Me in our Trench In the second week, Robin showed up and things changed a bit. Robin is an Englishman who speaks even less Romanian than I do and is trying to build a new school there. I say "trying" because it's barely started and it may potentially be a somewhat hopeless task. Pro Vita already has a good half-dozen buildings under construction but apparently not being worked on at all. So who knows how far the school will get, especially if they try to do most of it with volunteer labor (which last week consisted almost entirely of me and Robin). But we worked away at it nonetheless. I spent several days basically just ditch digging -- a drainage ditch and a foundation trench -- with occasional breaks to haul rocks around. It was much more sheer physical labor than I've done in a long while, but at that point in time I welcomed it. It felt really good to be completely clear on what I was supposed to be doing, and to have such quantifiable progress and effects. It was also just nice to spend time work and hanging out with Robin, speaking English unabashedly.

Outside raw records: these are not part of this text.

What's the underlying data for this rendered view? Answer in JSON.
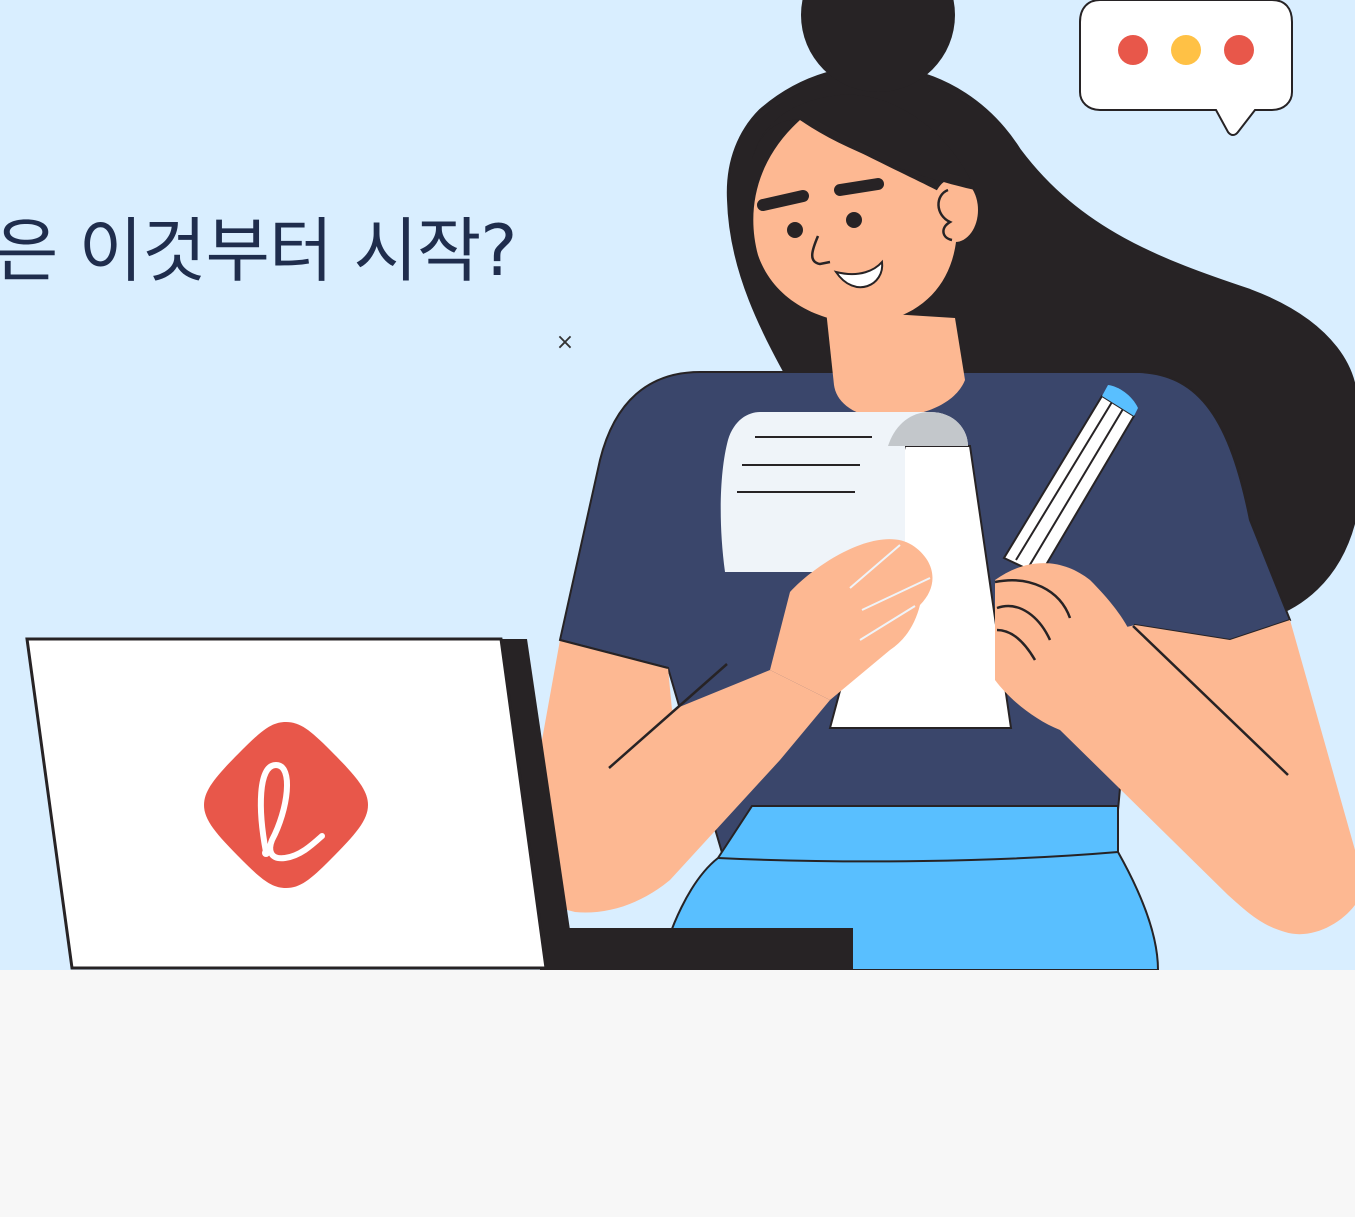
{
  "banner": {
    "headline": "은 이것부터 시작?",
    "close_symbol": "×"
  },
  "illustration": {
    "logo_icon": "lotte-l-icon",
    "speech_bubble_icon": "typing-dots-icon"
  },
  "colors": {
    "background": "#d9eeff",
    "footer": "#f7f7f7",
    "headline": "#1f2d4d",
    "brand_red": "#e8574a",
    "dot_yellow": "#ffc145",
    "shirt": "#3a466b",
    "skirt": "#59bfff",
    "skin": "#fdb892",
    "hair": "#272325"
  }
}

So overall, I kind of have trouble justifying my trip in terms of benefit to Pro Vita. I feel like if I wanted to be helpful, I could just as well have written them a check for the amount of my program fee + plane flights and had done with it. I wouldn't say it would necessarily be like that for any volunteer at any time, but that's the way it played out for me. Still, I did what I did, and it was positive even if small. And there were definitely other interesting, worthwhile aspects to the trip as well. More on that coming up.